KARACHI: Last year I stayed in Istanbul for three days. A visit to the famous Grand Bazaar was on top of sightseeing schedule. Simply because instead of boasting about Cevahir Mall, which is the largest shopping centre in Europe and second largest in the world, the Turks very effectively and successfully promote the Grand Bazaar as a ‘must see’ place to the tourists.
It was undoubtedly a great experience watching tourists from the entire Europe and America rubbing shoulders with Asians. Grand Bazaar being the major landmark of Istanbul is a thriving complex. Between 250,000 and 400,000 people visit the bazaar daily while roughly 30,000 people are employed in the jewellery, carpet and souvenir stores that comprise a majority of the shops situated on 61 covered streets.
In 2011 – the year of its 550th birthday – it was declared as the most visited monument in the world with over 91 million visitors.
According to a modest calculation, if a visitor spends on an average $100, the daily sales proceeds from this market range between $25 million and $40 million, which means the bazaar alone is posting $4.5 million to $7.2 million on a daily basis to the government exchequer (sales tax rate in Turkey is 18%).
Lack of renovation
While wandering in the Grand Bazaar, I thought of our very own Bohri Bazaar, which was once the most famous, congested and probably the only shopping place in Karachi.

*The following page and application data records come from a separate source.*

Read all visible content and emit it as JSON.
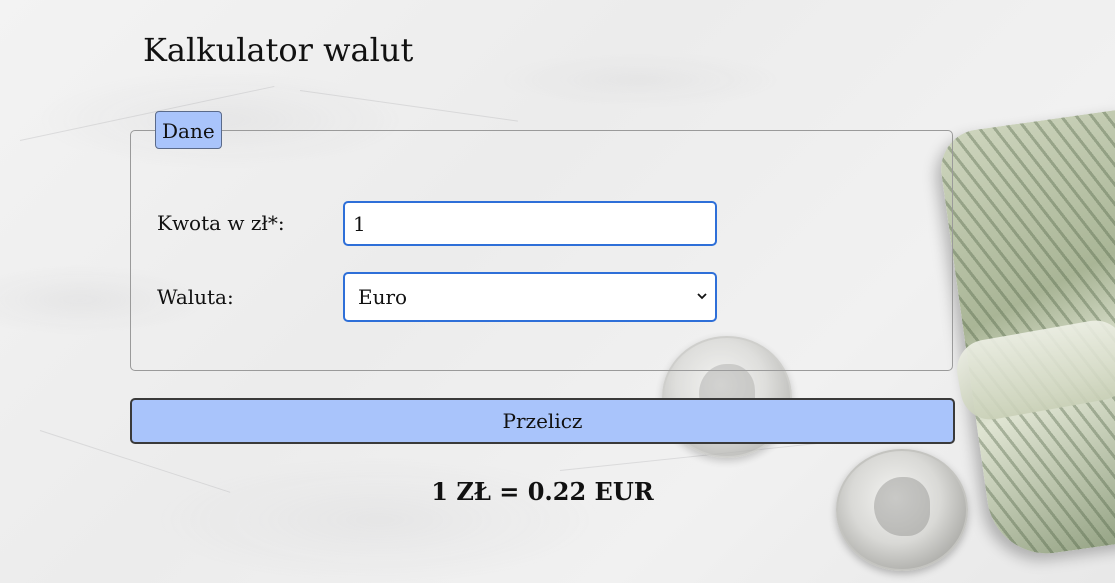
{
  "page": {
    "title": "Kalkulator walut"
  },
  "form": {
    "legend": "Dane",
    "amount_label": "Kwota w zł*:",
    "amount_value": "1",
    "currency_label": "Waluta:",
    "currency_selected": "Euro",
    "convert_label": "Przelicz"
  },
  "result": {
    "text": "1 ZŁ = 0.22 EUR"
  },
  "colors": {
    "accent": "#a9c4fb",
    "input_border": "#2e6fd8"
  }
}
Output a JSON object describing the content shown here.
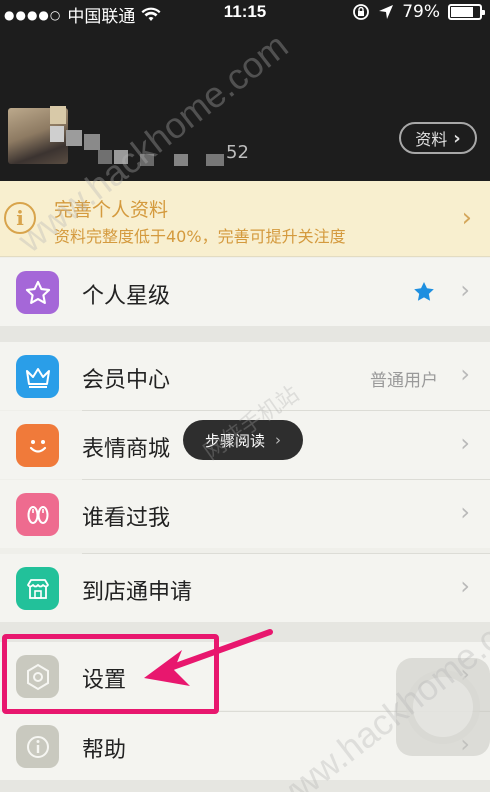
{
  "status_bar": {
    "carrier": "中国联通",
    "time": "11:15",
    "battery_text": "79%",
    "battery_level": 0.79
  },
  "profile": {
    "uid_suffix": "52",
    "profile_button_label": "资料",
    "chevron": "›"
  },
  "notice": {
    "title": "完善个人资料",
    "subtitle": "资料完整度低于40%，完善可提升关注度",
    "icon": "info-icon"
  },
  "menu": {
    "star_level": {
      "label": "个人星级",
      "icon": "star-icon",
      "color": "#a567d8"
    },
    "vip_center": {
      "label": "会员中心",
      "value": "普通用户",
      "icon": "crown-icon",
      "color": "#2a9ee8"
    },
    "emoji_shop": {
      "label": "表情商城",
      "icon": "smiley-icon",
      "color": "#f07a3a"
    },
    "visitors": {
      "label": "谁看过我",
      "icon": "footprint-icon",
      "color": "#ee6b8f"
    },
    "store_apply": {
      "label": "到店通申请",
      "icon": "store-icon",
      "color": "#22c19a"
    },
    "settings": {
      "label": "设置",
      "icon": "hexagon-gear-icon",
      "color": "#c9c9bf"
    },
    "help": {
      "label": "帮助",
      "icon": "info-circle-icon",
      "color": "#c9c9bf"
    }
  },
  "tooltip": {
    "label": "步骤阅读"
  },
  "watermarks": {
    "site": "www.hackhome.com",
    "cn": "网侠手机站"
  },
  "colors": {
    "highlight": "#e8176e",
    "notice_text": "#d49a3e",
    "star": "#1e8fe0"
  }
}
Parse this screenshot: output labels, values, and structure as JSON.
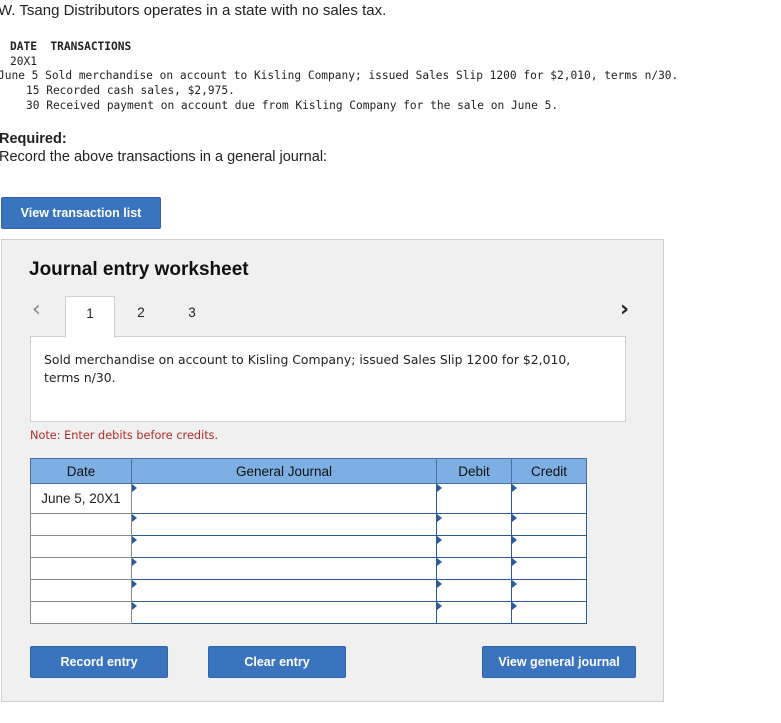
{
  "intro": "W. Tsang Distributors operates in a state with no sales tax.",
  "transactions": {
    "header": "DATE  TRANSACTIONS",
    "year": "20X1",
    "lines": [
      "June 5 Sold merchandise on account to Kisling Company; issued Sales Slip 1200 for $2,010, terms n/30.",
      "15 Recorded cash sales, $2,975.",
      "30 Received payment on account due from Kisling Company for the sale on June 5."
    ]
  },
  "required": {
    "title": "Required:",
    "text": "Record the above transactions in a general journal:"
  },
  "view_transaction_list_label": "View transaction list",
  "worksheet": {
    "title": "Journal entry worksheet",
    "tabs": [
      "1",
      "2",
      "3"
    ],
    "active_tab": "1",
    "prev_icon": "chevron-left-icon",
    "next_icon": "chevron-right-icon",
    "description": "Sold merchandise on account to Kisling Company; issued Sales Slip 1200 for $2,010, terms n/30.",
    "note": "Note: Enter debits before credits.",
    "table": {
      "headers": [
        "Date",
        "General Journal",
        "Debit",
        "Credit"
      ],
      "rows": [
        {
          "date": "June 5, 20X1",
          "account": "",
          "debit": "",
          "credit": ""
        },
        {
          "date": "",
          "account": "",
          "debit": "",
          "credit": ""
        },
        {
          "date": "",
          "account": "",
          "debit": "",
          "credit": ""
        },
        {
          "date": "",
          "account": "",
          "debit": "",
          "credit": ""
        },
        {
          "date": "",
          "account": "",
          "debit": "",
          "credit": ""
        },
        {
          "date": "",
          "account": "",
          "debit": "",
          "credit": ""
        }
      ]
    },
    "buttons": {
      "record": "Record entry",
      "clear": "Clear entry",
      "view_journal": "View general journal"
    }
  },
  "colors": {
    "button": "#3b74be",
    "table_header": "#7daee4",
    "note": "#b22a2a",
    "panel": "#f0f0f0"
  }
}
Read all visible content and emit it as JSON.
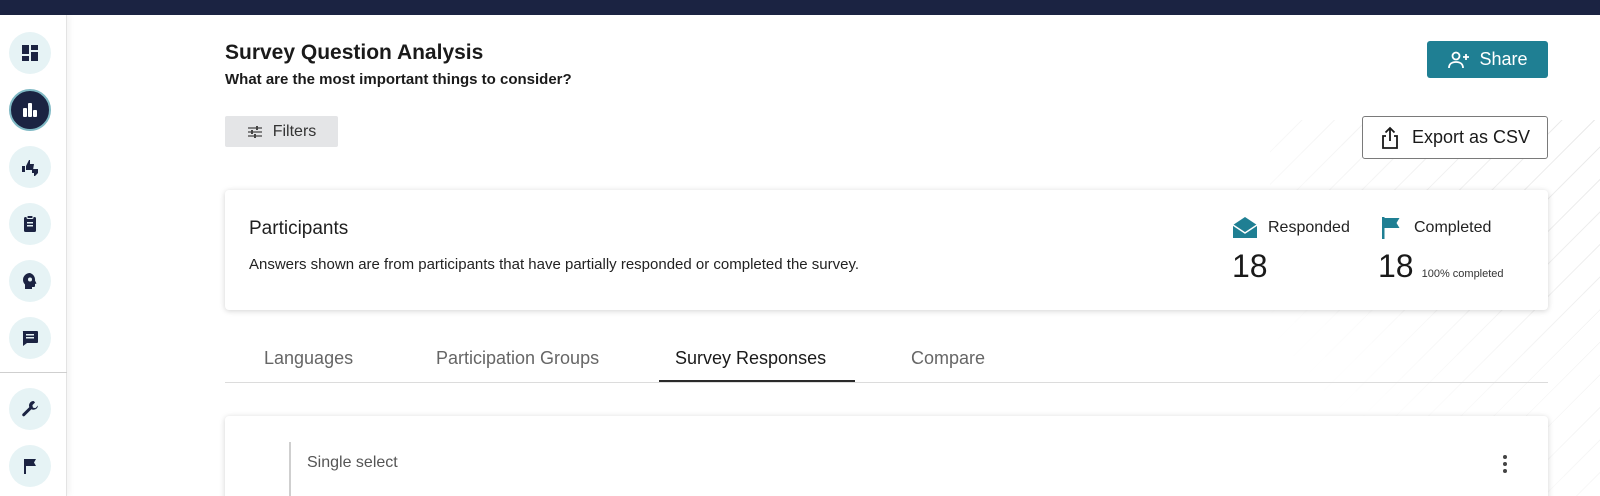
{
  "header": {
    "title": "Survey Question Analysis",
    "subtitle": "What are the most important things to consider?"
  },
  "buttons": {
    "share": "Share",
    "filters": "Filters",
    "export": "Export as CSV"
  },
  "sidebar": {
    "items": [
      {
        "icon": "dashboard-icon",
        "active": false
      },
      {
        "icon": "bar-chart-icon",
        "active": true
      },
      {
        "icon": "thumbs-icon",
        "active": false
      },
      {
        "icon": "clipboard-icon",
        "active": false
      },
      {
        "icon": "idea-head-icon",
        "active": false
      },
      {
        "icon": "chat-icon",
        "active": false
      },
      {
        "icon": "wrench-icon",
        "active": false
      },
      {
        "icon": "flag-icon",
        "active": false
      }
    ]
  },
  "participants": {
    "title": "Participants",
    "description": "Answers shown are from participants that have partially responded or completed the survey.",
    "responded": {
      "label": "Responded",
      "value": "18"
    },
    "completed": {
      "label": "Completed",
      "value": "18",
      "note": "100% completed"
    }
  },
  "tabs": [
    {
      "label": "Languages",
      "active": false
    },
    {
      "label": "Participation Groups",
      "active": false
    },
    {
      "label": "Survey Responses",
      "active": true
    },
    {
      "label": "Compare",
      "active": false
    }
  ],
  "response_card": {
    "label": "Single select"
  },
  "colors": {
    "topbar": "#1b2342",
    "accent": "#1f7f93",
    "sidebar_button_bg": "#e6f3f5"
  }
}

Had our city fathers a vision and prepared a plan to rebuild and renovate it on the lines of Istanbul’s Grand Bazaar, it could have safely been our answer to the latter.
They could have developed it on the similar pattern as the Grand Bazaar, which achieved its final shape in the beginning of the 17th century and according to several European travellers, at that time, and until the first half of the 19th century, the market was unrivalled in Europe with regard to the number of tourists, variety and the quality of goods on sale.
Bohri Bazaar continues on either side of Raja Ghazanfar Ali road, with more or less 5,000 shops spread over a large area in a maze of narrow streets. It is assumed that approximately 50,000 people visit this place daily and according to a rough estimate the business activities are in the range of Rs20 million to Rs50 million.
It is very unfortunate that tourists even from other cities of the country never visit this historic bazaar, only those who live in and around the market come here for shopping. This place can certainly be developed into a grand shopping centre with a lot of potential to attract foreign tourists, for they have a special longing for visiting ancient places with a cultural heritage. A lot of such old bazaars in various parts of the world are still famous for tourists.
Development plan shelved
Not that our city planners and architects never thought of converting this haphazard and unplanned shopping area into a real cultural heritage with a neatly planned and well-organised shopping city. In fact, over five decades ago, Hussain D’Silva Construction Company floated a massive plan for the renovation and redevelopment of Bohri Bazaar, then the landmark of Karachi.
But unfortunately the plan remained pinned to the drawing boards and despite frantic efforts from the company it failed to get the go-ahead from the then city bosses.
According to reports, the plan involved reconstructing and modernising the whole market, and was put forward after a gruesome fire at the bazaar in 1958. As per plan, the entire bazaar was to be transformed into a shopping city of international standards, impressive enough to compete with any such complex in the world.
The project included car parking, underground taxi-rickshaw stand and walkways in open spaces. In addition, the nearby heritage site, Parsi Dare Meher, the worship place for Zoroastrians which is also referred to as ‘fire temple’ – one of the oldest architects of the city and even after six decades is still very well maintained – was to be protected and renovated so that the general public was made more aware of its importance.
The implementation of the plan would have saved Bohri Bazaar from a host of problems it faces today, including crumbling construction, encroachments on roads, lack of parking space and increased traffic on narrow lanes of the market.
The massive area from Zaibunnisa Street to Parsi temple and from Frere Road to Shahra-e-Iraq could have been transformed into a grand shopping city, neat and enormous enough to attract the tourists.
According to available reports, the plan could not be implemented mainly because of protests by residents of the area and occupants of the bazaar, despite the fact that the company had offered them compensation and alternative accommodation.
In fact, the residents and the shop-owners were not sure that they would be compensated according to prevalent market rates. On the other hand, the very idea of dislocation, resettlement and a host of such fears prevented them from taking a decision. But then there is a section of old shopkeepers who claim that they were not aware of the plan.
The writer is a freelance contributor on economic issues
Published in The Express Tribune, February 23rd, 2015.